Efficacy, safety, and tolerability of dolutegravir-rilpivirine for the maintenance of virological suppression in adults with HIV-1: phase 3, randomised, non-inferiority SWORD-1 and SWORD-2 studies.
Efficacy, safety, and tolerability of dolutegravir-rilpivirine for the maintenance of virological suppression in adults with HIV-1: phase 3, randomised, non-inferiority SWORD-1 and SWORD-2 studies
Background: Lifelong HIV antiretroviral therapy (ART) has prompted an interest in two-drug regimens to minimise cumulative drug exposure and toxicities. The safety, tolerability, and efficacy of dolutegravir and rilpivirine suggest potential compatibility and effectiveness as a two-drug regimen. We aimed to investigate this two-drug regimen in a phase 3 study.

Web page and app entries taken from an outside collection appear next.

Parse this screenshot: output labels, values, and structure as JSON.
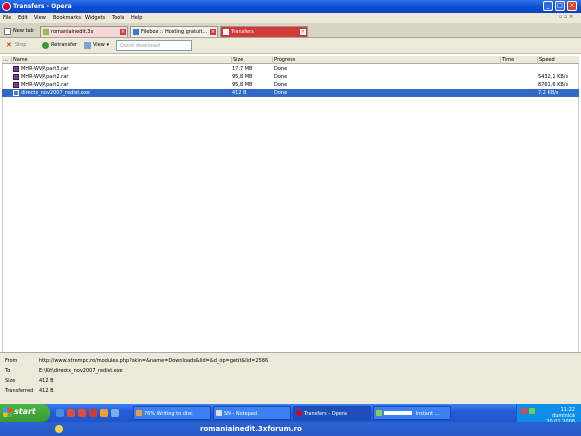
{
  "window": {
    "title": "Transfers - Opera"
  },
  "menu": [
    "File",
    "Edit",
    "View",
    "Bookmarks",
    "Widgets",
    "Tools",
    "Help"
  ],
  "tabs": {
    "new_tab": "New tab",
    "items": [
      {
        "label": "romaniainedit.3x",
        "favicon": "site-icon"
      },
      {
        "label": "Filebox :: Hosting gratuit...",
        "favicon": "filebox-icon"
      },
      {
        "label": "Transfers",
        "favicon": "transfers-icon"
      }
    ]
  },
  "toolbar": {
    "stop": "Stop",
    "retransfer": "Retransfer",
    "view": "View",
    "quick_download_placeholder": "Quick download"
  },
  "columns": [
    "Name",
    "Size",
    "Progress",
    "Time",
    "Speed"
  ],
  "rows": [
    {
      "name": "MHR-WVP.part3.rar",
      "size": "17,7 MB",
      "progress": "Done",
      "time": "",
      "speed": ""
    },
    {
      "name": "MHR-WVP.part2.rar",
      "size": "95,8 MB",
      "progress": "Done",
      "time": "",
      "speed": "5432,1 KB/s"
    },
    {
      "name": "MHR-WVP.part1.rar",
      "size": "95,8 MB",
      "progress": "Done",
      "time": "",
      "speed": "8761,6 KB/s"
    },
    {
      "name": "directx_nov2007_redist.exe",
      "size": "412 B",
      "progress": "Done",
      "time": "",
      "speed": "7,2 KB/s"
    }
  ],
  "details": {
    "from_label": "From",
    "from_value": "http://www.xtrempc.ro/modules.php?skin=&name=Downloads&lid=&d_op=getit&lid=2586",
    "to_label": "To",
    "to_value": "E:\\Kit\\directx_nov2007_redist.exe",
    "size_label": "Size",
    "size_value": "412 B",
    "transferred_label": "Transferred",
    "transferred_value": "412 B"
  },
  "taskbar": {
    "start": "start",
    "tasks": [
      "76% Writing to disc",
      "SN - Notepad",
      "Transfers - Opera",
      "Instant ..."
    ],
    "clock_time": "11:22",
    "clock_day": "duminică",
    "clock_date": "20.01.2008"
  },
  "watermark": "romaniainedit.3xforum.ro",
  "colors": {
    "accent": "#0a4fd6",
    "selection": "#316ac5",
    "tab_active": "#d23a3a"
  }
}
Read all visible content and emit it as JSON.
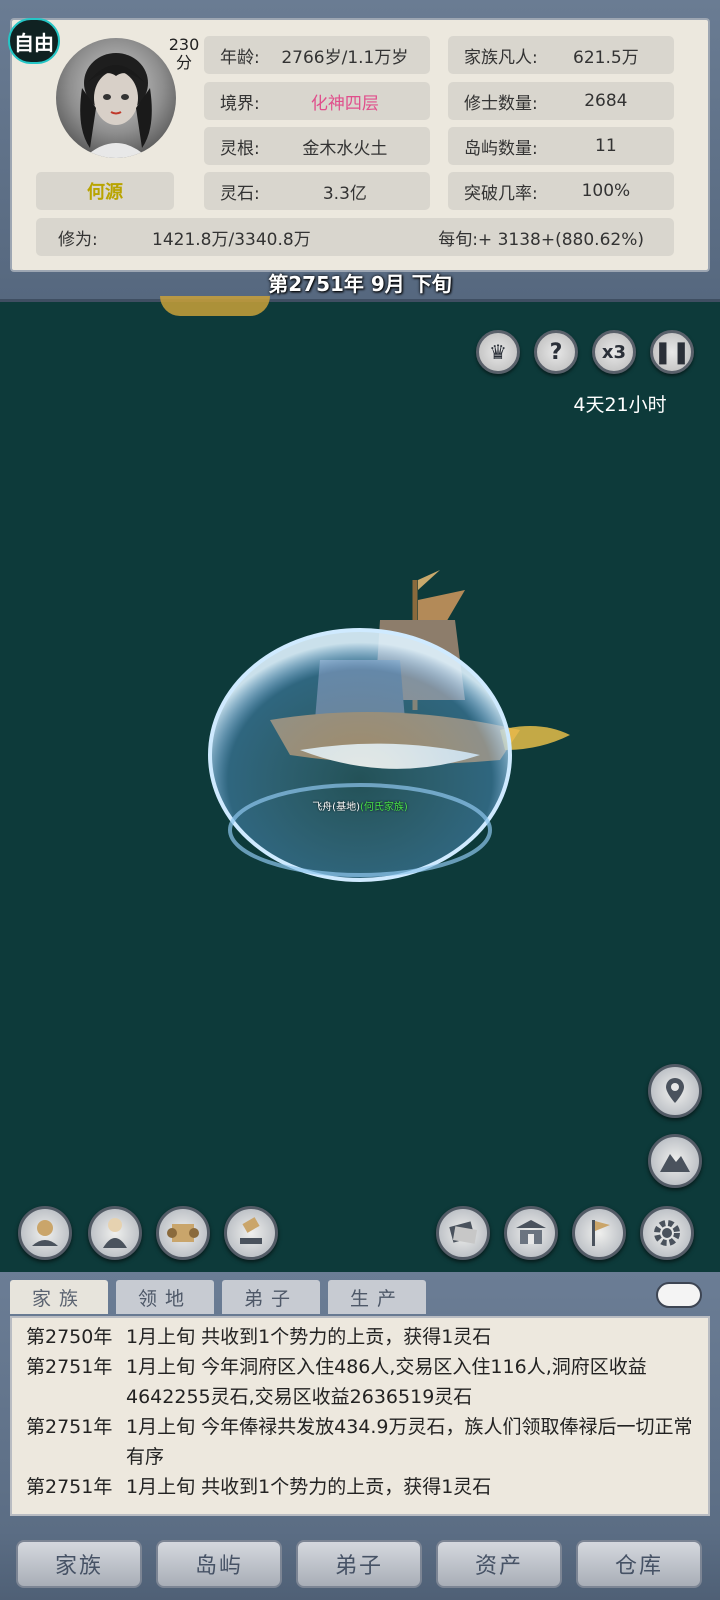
{
  "status": {
    "free_badge": "自由",
    "score": "230\n分",
    "name": "何源",
    "rows": [
      {
        "key": "年龄:",
        "value": "2766岁/1.1万岁"
      },
      {
        "key": "境界:",
        "value": "化神四层"
      },
      {
        "key": "灵根:",
        "value": "金木水火土"
      },
      {
        "key": "灵石:",
        "value": "3.3亿"
      }
    ],
    "rows_right": [
      {
        "key": "家族凡人:",
        "value": "621.5万"
      },
      {
        "key": "修士数量:",
        "value": "2684"
      },
      {
        "key": "岛屿数量:",
        "value": "11"
      },
      {
        "key": "突破几率:",
        "value": "100%"
      }
    ],
    "cultivation_label": "修为:",
    "cultivation_value": "1421.8万/3340.8万",
    "per_period": "每旬:+ 3138+(880.62%)"
  },
  "date": "第2751年 9月 下旬",
  "timer": "4天21小时",
  "speed_label": "x3",
  "ship_label": {
    "name": "飞舟(基地)",
    "faction": "(何氏家族)"
  },
  "log": {
    "tabs": [
      "家族",
      "领地",
      "弟子",
      "生产"
    ],
    "entries": [
      {
        "date": "第2750年",
        "text": "1月上旬 共收到1个势力的上贡，获得1灵石"
      },
      {
        "date": "第2751年",
        "text": "1月上旬 今年洞府区入住486人,交易区入住116人,洞府区收益4642255灵石,交易区收益2636519灵石"
      },
      {
        "date": "第2751年",
        "text": "1月上旬 今年俸禄共发放434.9万灵石，族人们领取俸禄后一切正常有序"
      },
      {
        "date": "第2751年",
        "text": "1月上旬 共收到1个势力的上贡，获得1灵石"
      }
    ]
  },
  "nav": [
    "家族",
    "岛屿",
    "弟子",
    "资产",
    "仓库"
  ],
  "colors": {
    "realm": "#e04f8c",
    "map_bg": "#0d3a3a",
    "name": "#b9a400"
  }
}
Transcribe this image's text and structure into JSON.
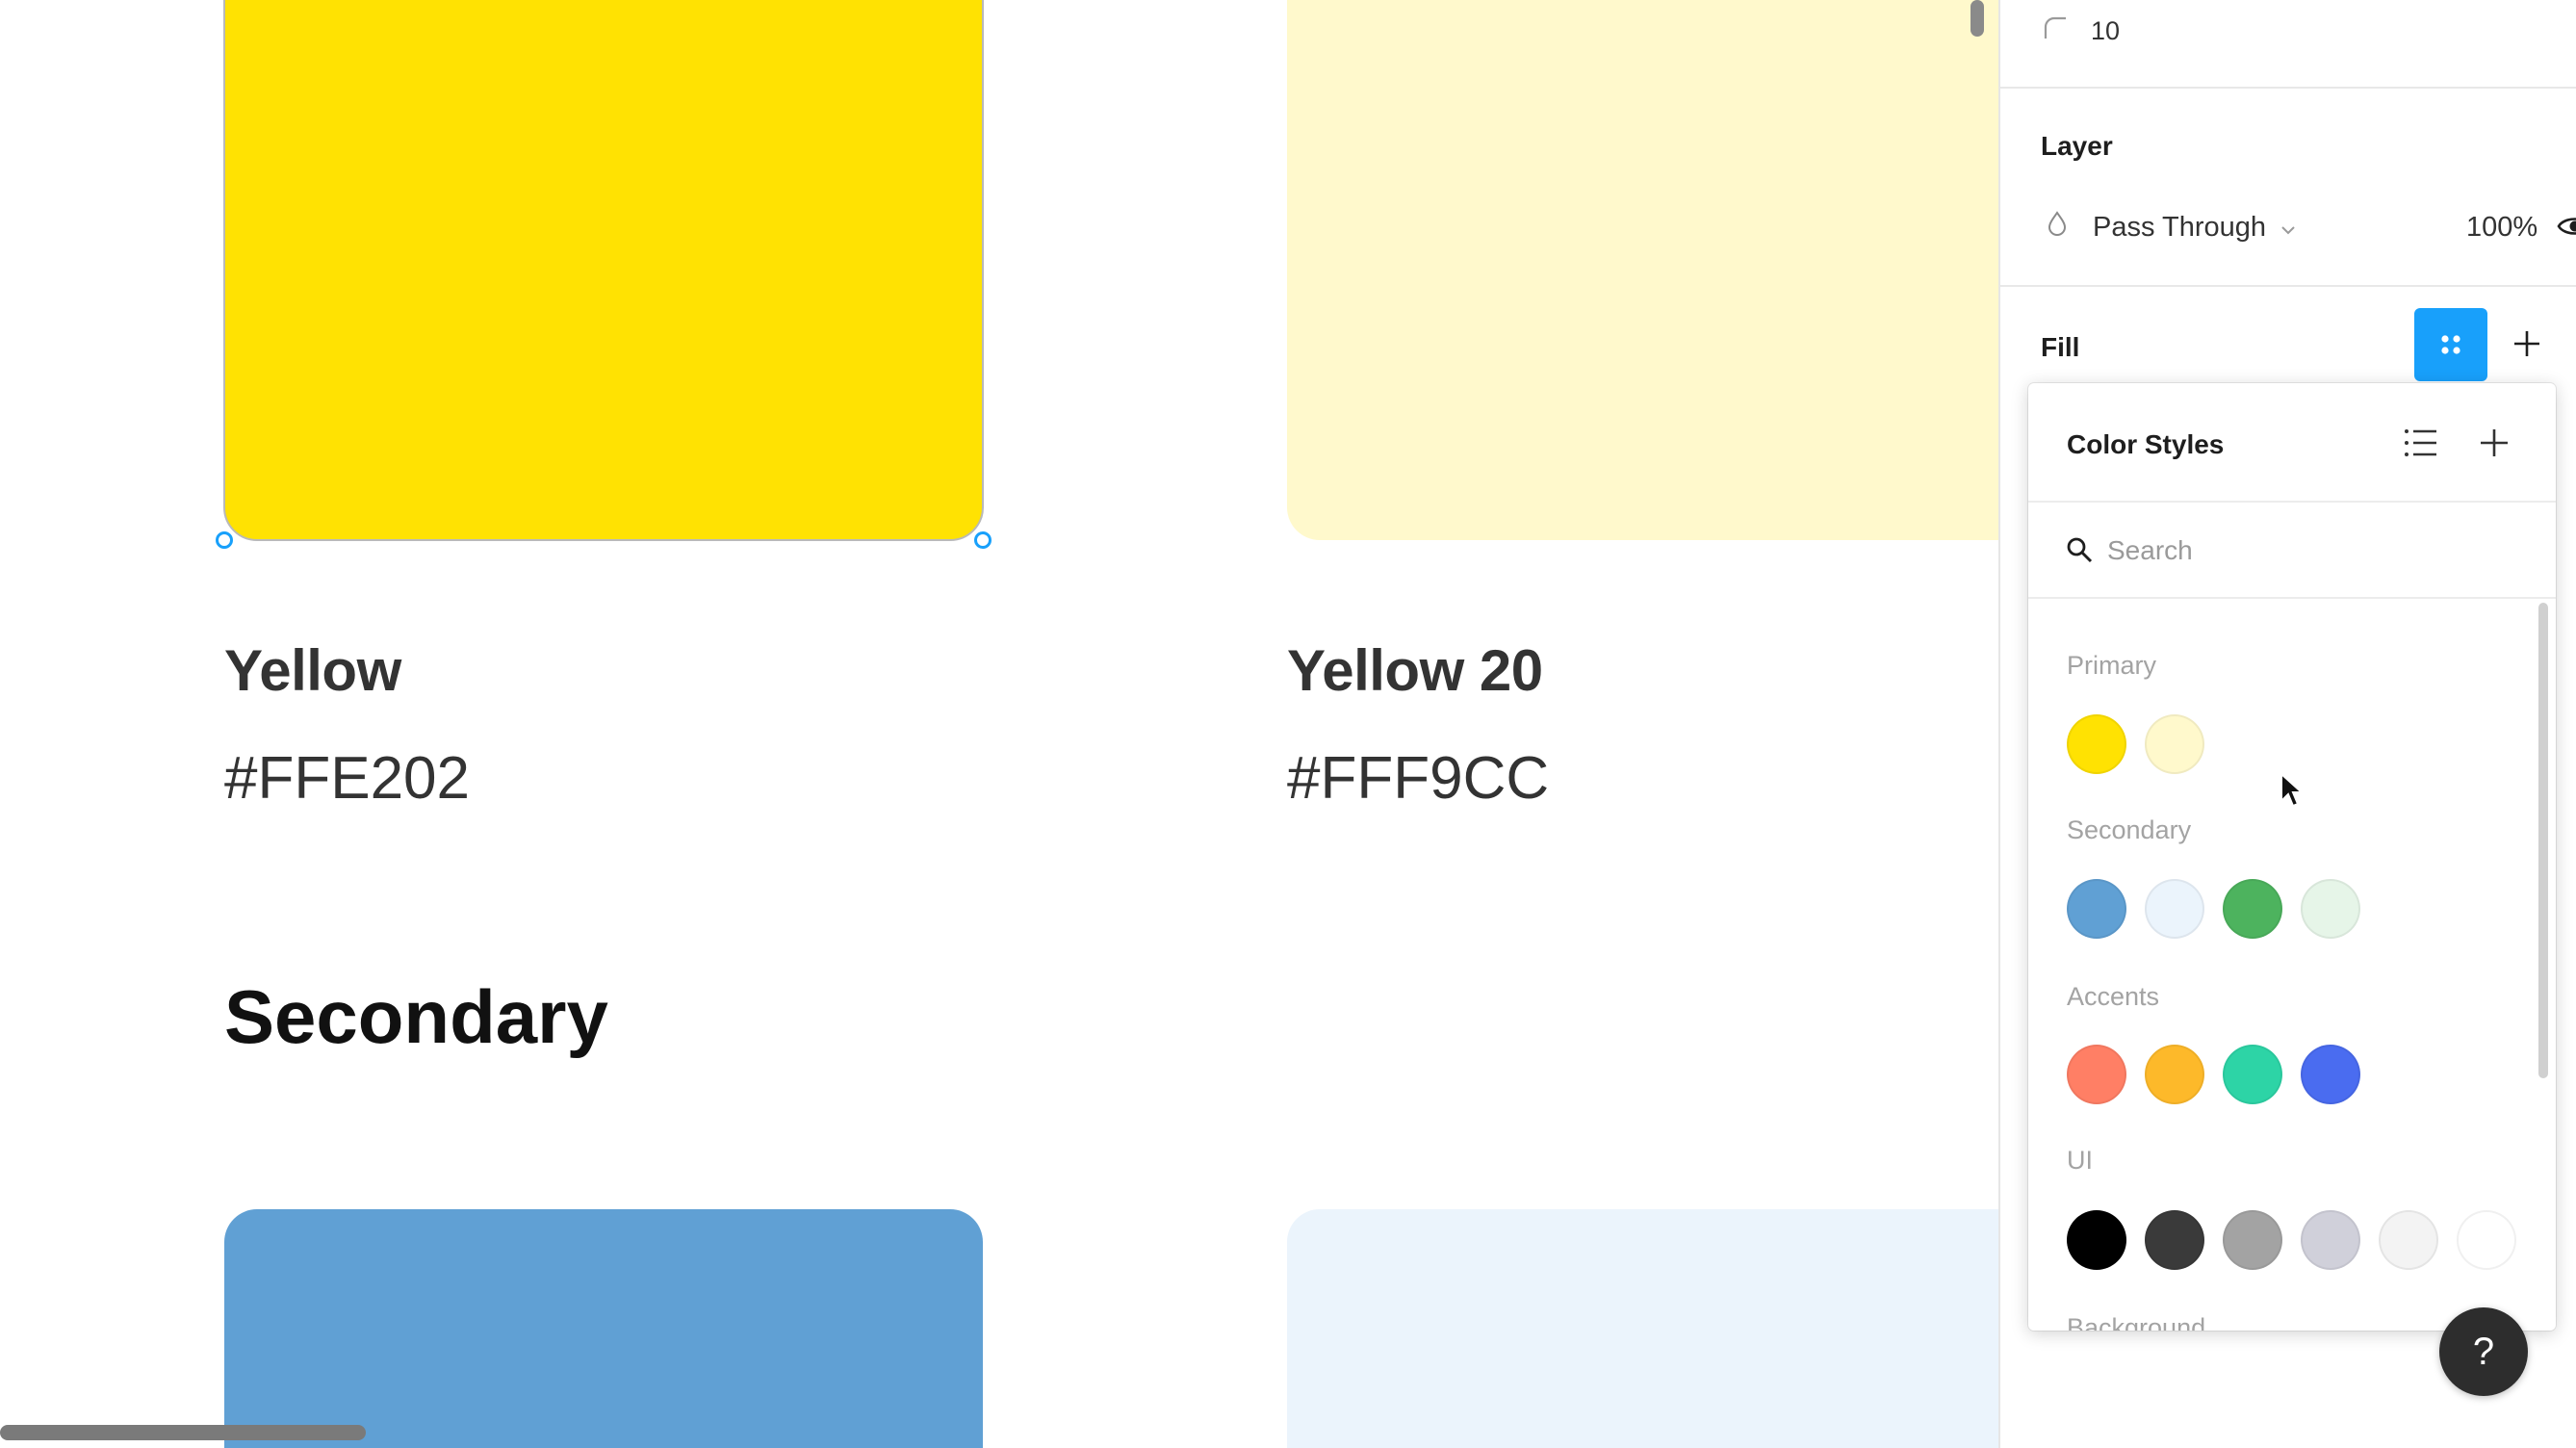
{
  "canvas": {
    "swatches": [
      {
        "name": "Yellow",
        "hex": "#FFE202",
        "color": "#FFE202"
      },
      {
        "name": "Yellow 20",
        "hex": "#FFF9CC",
        "color": "#FFF9CC"
      }
    ],
    "section_heading": "Secondary",
    "secondary_swatch_colors": [
      "#60A0D4",
      "#EBF4FC"
    ]
  },
  "panel": {
    "corner_radius_value": "10",
    "layer": {
      "title": "Layer",
      "blend_mode": "Pass Through",
      "opacity": "100%"
    },
    "fill": {
      "title": "Fill"
    },
    "color_styles": {
      "title": "Color Styles",
      "search_placeholder": "Search",
      "groups": [
        {
          "label": "Primary",
          "colors": [
            "#FFE202",
            "#FFF9CC"
          ]
        },
        {
          "label": "Secondary",
          "colors": [
            "#60A0D4",
            "#EBF4FC",
            "#4DB35E",
            "#E6F5E8"
          ]
        },
        {
          "label": "Accents",
          "colors": [
            "#FF7F65",
            "#FDB92A",
            "#2DD4A6",
            "#4A6CF0"
          ]
        },
        {
          "label": "UI",
          "colors": [
            "#000000",
            "#3A3A3A",
            "#A3A3A3",
            "#D0D0DA",
            "#F3F3F3",
            "#FFFFFF"
          ]
        },
        {
          "label": "Background",
          "colors": []
        }
      ]
    },
    "help_label": "?"
  },
  "colors": {
    "accent": "#18A0FB",
    "selection_handle": "#18A0FB"
  }
}
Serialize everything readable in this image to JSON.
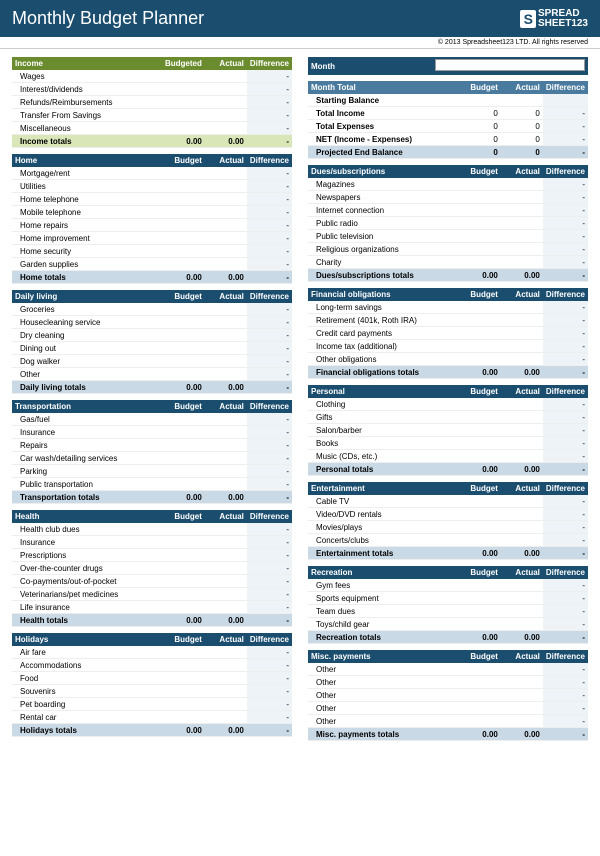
{
  "title": "Monthly Budget Planner",
  "logo": {
    "box": "S",
    "line1": "SPREAD",
    "line2": "SHEET",
    "num": "123"
  },
  "copyright": "© 2013 Spreadsheet123 LTD. All rights reserved",
  "cols": {
    "budget": "Budget",
    "budgeted": "Budgeted",
    "actual": "Actual",
    "difference": "Difference"
  },
  "dash": "-",
  "zero": "0",
  "zero2": "0.00",
  "month_label": "Month",
  "summary": {
    "header": "Month Total",
    "start": "Starting Balance",
    "income": "Total Income",
    "expenses": "Total Expenses",
    "net": "NET (Income - Expenses)",
    "projected": "Projected End Balance"
  },
  "left_sections": [
    {
      "title": "Income",
      "green": true,
      "items": [
        "Wages",
        "Interest/dividends",
        "Refunds/Reimbursements",
        "Transfer From Savings",
        "Miscellaneous"
      ],
      "totals": "Income totals"
    },
    {
      "title": "Home",
      "items": [
        "Mortgage/rent",
        "Utilities",
        "Home telephone",
        "Mobile telephone",
        "Home repairs",
        "Home improvement",
        "Home security",
        "Garden supplies"
      ],
      "totals": "Home totals"
    },
    {
      "title": "Daily living",
      "items": [
        "Groceries",
        "Housecleaning service",
        "Dry cleaning",
        "Dining out",
        "Dog walker",
        "Other"
      ],
      "totals": "Daily living totals"
    },
    {
      "title": "Transportation",
      "items": [
        "Gas/fuel",
        "Insurance",
        "Repairs",
        "Car wash/detailing services",
        "Parking",
        "Public transportation"
      ],
      "totals": "Transportation totals"
    },
    {
      "title": "Health",
      "items": [
        "Health club dues",
        "Insurance",
        "Prescriptions",
        "Over-the-counter drugs",
        "Co-payments/out-of-pocket",
        "Veterinarians/pet medicines",
        "Life insurance"
      ],
      "totals": "Health totals"
    },
    {
      "title": "Holidays",
      "items": [
        "Air fare",
        "Accommodations",
        "Food",
        "Souvenirs",
        "Pet boarding",
        "Rental car"
      ],
      "totals": "Holidays totals"
    }
  ],
  "right_sections": [
    {
      "title": "Dues/subscriptions",
      "items": [
        "Magazines",
        "Newspapers",
        "Internet connection",
        "Public radio",
        "Public television",
        "Religious organizations",
        "Charity"
      ],
      "totals": "Dues/subscriptions totals"
    },
    {
      "title": "Financial obligations",
      "items": [
        "Long-term savings",
        "Retirement (401k, Roth IRA)",
        "Credit card payments",
        "Income tax (additional)",
        "Other obligations"
      ],
      "totals": "Financial obligations totals"
    },
    {
      "title": "Personal",
      "items": [
        "Clothing",
        "Gifts",
        "Salon/barber",
        "Books",
        "Music (CDs, etc.)"
      ],
      "totals": "Personal totals"
    },
    {
      "title": "Entertainment",
      "items": [
        "Cable TV",
        "Video/DVD rentals",
        "Movies/plays",
        "Concerts/clubs"
      ],
      "totals": "Entertainment totals"
    },
    {
      "title": "Recreation",
      "items": [
        "Gym fees",
        "Sports equipment",
        "Team dues",
        "Toys/child gear"
      ],
      "totals": "Recreation totals"
    },
    {
      "title": "Misc. payments",
      "items": [
        "Other",
        "Other",
        "Other",
        "Other",
        "Other"
      ],
      "totals": "Misc. payments totals"
    }
  ]
}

Methods: We identically designed SWORD-1 and SWORD-2, which were open-label, parallel-group, multicentre, phase 3, randomised, non-inferiority studies in 12 countries evaluating efficacy and safety of once-daily dolutegravir 50 mg plus rilpivirine 25 mg versus current ART regimen (CAR). We included participants aged 18 years or older who were on first or second ART with stable plasma HIV-1 RNA (viral load <50 copies per mL) for 6 months or longer at screening. We randomly assigned participants (1:1) with stratification by third-agent class, age, and planned participation in a bone mineral density substudy. The primary endpoint was proportion of participants with viral load lower than 50 copies per mL at week 48 among those individuals who received one or more doses of study medication. Investigators monitored adverse events to assess safety. These trials are registered with ClinicalTrials.gov, numbers NCT02429791 (SWORD-1) and NCT02422797 (SWORD-2).
Findings: We screened for participants from April 14, 2015, to Oct 15, 2015, for SWORD-1 and from April 21, 2015, to Sept 25, 2015, for SWORD-2. We randomly assigned 516 participants to dolutegravir-rilpivirine and 512 to continue with CAR. At week 48 (last patient visit was Nov 22, 2016), in the pooled analysis of the intention-to-treat population, 95% of participants had viral loads lower than 50 copies per mL in each group (486 of 513 in the dolutegravir-rilpivirine group vs 485 of 511 in the CAR group), with an adjusted treatment difference of −0·2% (95% CI −3·0 to 2·5) and showed non-inferiority with a predefined margin of −8%. 395 (77%) of 513 participants in the dolutegravir-rilpivirine group and 364 (71%) of 511 participants in the CAR group reported adverse events. The most common adverse events were nasopharyngitis (49 [10%] for dolutegravir-rilpivirine vs 50 [10%] for CAR) and headache (41 [8%] vs 23 [5%]). More participants taking dolutegravir-rilpivirine (17 [3%]) reported adverse events leading to withdrawal than did participants taking CAR (three [<1%]).
Interpretation: Dolutegravir-rilpivirine was non-inferior to CAR over 48 weeks in participants with HIV suppression and showed a safety profile consistent with its components.
Results support the use of this two-drug regimen to maintain HIV suppression.
Funding: ViiV Healthcare and Janssen Pharmaceutica NV.